EXTRACTED DATA:
======
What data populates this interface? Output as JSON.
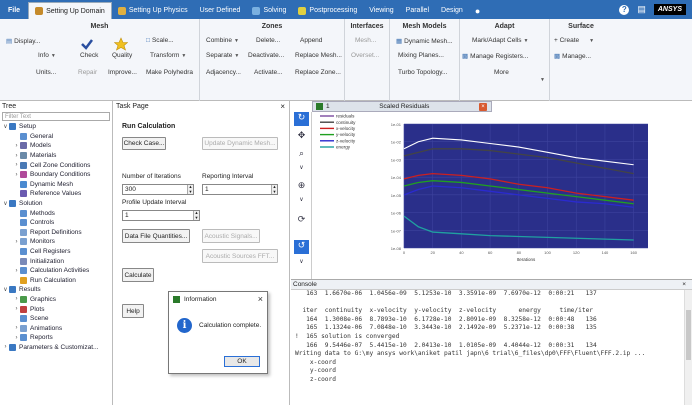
{
  "tabs": [
    {
      "label": "File"
    },
    {
      "label": "Setting Up Domain"
    },
    {
      "label": "Setting Up Physics"
    },
    {
      "label": "User Defined"
    },
    {
      "label": "Solving"
    },
    {
      "label": "Postprocessing"
    },
    {
      "label": "Viewing"
    },
    {
      "label": "Parallel"
    },
    {
      "label": "Design"
    }
  ],
  "brand": "ANSYS",
  "help_label": "?",
  "ribbon": {
    "mesh": {
      "title": "Mesh",
      "display": "Display...",
      "info": "Info",
      "check": "Check",
      "quality": "Quality",
      "scale": "Scale...",
      "transform": "Transform",
      "units": "Units...",
      "repair": "Repair",
      "improve": "Improve...",
      "make_polyhedra": "Make Polyhedra"
    },
    "zones": {
      "title": "Zones",
      "combine": "Combine",
      "delete": "Delete...",
      "separate": "Separate",
      "deactivate": "Deactivate...",
      "adjacency": "Adjacency...",
      "activate": "Activate...",
      "append": "Append",
      "replace_mesh": "Replace Mesh...",
      "replace_zone": "Replace Zone..."
    },
    "interfaces": {
      "title": "Interfaces",
      "mesh": "Mesh...",
      "overset": "Overset..."
    },
    "mesh_models": {
      "title": "Mesh Models",
      "dynamic_mesh": "Dynamic Mesh...",
      "mixing_planes": "Mixing Planes...",
      "turbo_topology": "Turbo Topology..."
    },
    "adapt": {
      "title": "Adapt",
      "mark_adapt": "Mark/Adapt Cells",
      "manage_registers": "Manage Registers...",
      "more": "More"
    },
    "surface": {
      "title": "Surface",
      "create": "+ Create",
      "manage": "Manage..."
    }
  },
  "tree": {
    "header": "Tree",
    "filter_placeholder": "Filter Text",
    "items": [
      {
        "label": "Setup",
        "level": 0,
        "toggle": "v",
        "color": "#3a78c2"
      },
      {
        "label": "General",
        "level": 1,
        "toggle": "",
        "color": "#5a8fd0"
      },
      {
        "label": "Models",
        "level": 1,
        "toggle": ">",
        "color": "#6a6aa8"
      },
      {
        "label": "Materials",
        "level": 1,
        "toggle": ">",
        "color": "#6a8aa8"
      },
      {
        "label": "Cell Zone Conditions",
        "level": 1,
        "toggle": ">",
        "color": "#4a7ab5"
      },
      {
        "label": "Boundary Conditions",
        "level": 1,
        "toggle": ">",
        "color": "#b04a9a"
      },
      {
        "label": "Dynamic Mesh",
        "level": 1,
        "toggle": "",
        "color": "#4a8ad0"
      },
      {
        "label": "Reference Values",
        "level": 1,
        "toggle": "",
        "color": "#6a5ab0"
      },
      {
        "label": "Solution",
        "level": 0,
        "toggle": "v",
        "color": "#3a78c2"
      },
      {
        "label": "Methods",
        "level": 1,
        "toggle": "",
        "color": "#5a8fd0"
      },
      {
        "label": "Controls",
        "level": 1,
        "toggle": "",
        "color": "#5a8fd0"
      },
      {
        "label": "Report Definitions",
        "level": 1,
        "toggle": "",
        "color": "#7aa0d0"
      },
      {
        "label": "Monitors",
        "level": 1,
        "toggle": ">",
        "color": "#7aa0d0"
      },
      {
        "label": "Cell Registers",
        "level": 1,
        "toggle": "",
        "color": "#5a8fd0"
      },
      {
        "label": "Initialization",
        "level": 1,
        "toggle": "",
        "color": "#7a8ab8"
      },
      {
        "label": "Calculation Activities",
        "level": 1,
        "toggle": ">",
        "color": "#5a8fd0"
      },
      {
        "label": "Run Calculation",
        "level": 1,
        "toggle": "",
        "color": "#e0a020"
      },
      {
        "label": "Results",
        "level": 0,
        "toggle": "v",
        "color": "#3a78c2"
      },
      {
        "label": "Graphics",
        "level": 1,
        "toggle": ">",
        "color": "#4a9a4a"
      },
      {
        "label": "Plots",
        "level": 1,
        "toggle": ">",
        "color": "#c04040"
      },
      {
        "label": "Scene",
        "level": 1,
        "toggle": "",
        "color": "#5a8fd0"
      },
      {
        "label": "Animations",
        "level": 1,
        "toggle": ">",
        "color": "#7aa0d0"
      },
      {
        "label": "Reports",
        "level": 1,
        "toggle": ">",
        "color": "#5a8fd0"
      },
      {
        "label": "Parameters & Customizat...",
        "level": 0,
        "toggle": ">",
        "color": "#3a78c2"
      }
    ]
  },
  "taskpage": {
    "header": "Task Page",
    "title": "Run Calculation",
    "check_case": "Check Case...",
    "update_dynamic_mesh": "Update Dynamic Mesh...",
    "num_iterations_label": "Number of Iterations",
    "num_iterations": "300",
    "reporting_interval_label": "Reporting Interval",
    "reporting_interval": "1",
    "profile_update_label": "Profile Update Interval",
    "profile_update": "1",
    "data_file_quantities": "Data File Quantities...",
    "acoustic_signals": "Acoustic Signals...",
    "acoustic_sources_fft": "Acoustic Sources FFT...",
    "calculate": "Calculate",
    "help": "Help"
  },
  "dialog": {
    "title": "Information",
    "message": "Calculation complete.",
    "ok": "OK"
  },
  "graphics": {
    "tab_title": "Scaled Residuals",
    "tab_number": "1"
  },
  "chart_data": {
    "type": "line",
    "title": "",
    "xlabel": "Iterations",
    "ylabel": "",
    "ylim": [
      0,
      7
    ],
    "xlim": [
      0,
      170
    ],
    "legend_position": "top-left",
    "series": [
      {
        "name": "residuals",
        "color": "#7a4aa0",
        "x": [],
        "y": []
      },
      {
        "name": "continuity",
        "color": "#444444",
        "x": [
          0,
          10,
          20,
          40,
          60,
          80,
          100,
          120,
          140,
          160
        ],
        "y": [
          5.2,
          5.4,
          5.6,
          5.6,
          5.5,
          5.3,
          5.1,
          4.8,
          4.5,
          4.2
        ]
      },
      {
        "name": "x-velocity",
        "color": "#cc2020",
        "x": [
          0,
          10,
          20,
          40,
          60,
          80,
          100,
          120,
          140,
          160
        ],
        "y": [
          3.9,
          4.1,
          4.2,
          4.1,
          3.9,
          3.6,
          3.4,
          3.1,
          2.9,
          2.7
        ]
      },
      {
        "name": "y-velocity",
        "color": "#20a020",
        "x": [
          0,
          10,
          20,
          40,
          60,
          80,
          100,
          120,
          140,
          160
        ],
        "y": [
          3.5,
          3.7,
          3.8,
          3.7,
          3.5,
          3.3,
          3.1,
          2.9,
          2.7,
          2.5
        ]
      },
      {
        "name": "z-velocity",
        "color": "#2a2ad0",
        "x": [
          0,
          10,
          20,
          40,
          60,
          80,
          100,
          120,
          140,
          160
        ],
        "y": [
          3.0,
          3.3,
          3.5,
          3.4,
          3.2,
          3.0,
          2.8,
          2.6,
          2.5,
          2.3
        ]
      },
      {
        "name": "energy",
        "color": "#20a0a0",
        "x": [
          0,
          10,
          20,
          40,
          60,
          80,
          100,
          120,
          140,
          160
        ],
        "y": [
          1.8,
          1.2,
          0.9,
          0.8,
          0.7,
          0.65,
          0.6,
          0.55,
          0.5,
          0.45
        ]
      }
    ],
    "white_curve": {
      "x": [
        0,
        10,
        20,
        40,
        60,
        80,
        100,
        120,
        140,
        160
      ],
      "y": [
        5.6,
        6.0,
        6.2,
        6.1,
        5.9,
        5.7,
        5.4,
        5.1,
        4.9,
        4.7
      ]
    }
  },
  "console": {
    "header": "Console",
    "lines": [
      "   163  1.6670e-06  1.0456e-09  5.1253e-10  3.3591e-09  7.6970e-12  0:00:21   137",
      "",
      "  iter  continuity  x-velocity  y-velocity  z-velocity      energy     time/iter",
      "   164  1.3008e-06  8.7893e-10  6.1728e-10  2.8091e-09  8.3258e-12  0:00:48   136",
      "   165  1.1324e-06  7.0848e-10  3.3443e-10  2.1492e-09  5.2371e-12  0:00:38   135",
      "!  165 solution is converged",
      "   166  9.5446e-07  5.4415e-10  2.0413e-10  1.0105e-09  4.4044e-12  0:00:31   134",
      "Writing data to G:\\my ansys work\\aniket patil japn\\6 trial\\6_files\\dp0\\FFF\\Fluent\\FFF.2.ip ...",
      "    x-coord",
      "    y-coord",
      "    z-coord"
    ]
  }
}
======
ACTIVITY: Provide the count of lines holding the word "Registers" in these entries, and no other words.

OUTPUT OF THE TASK: 2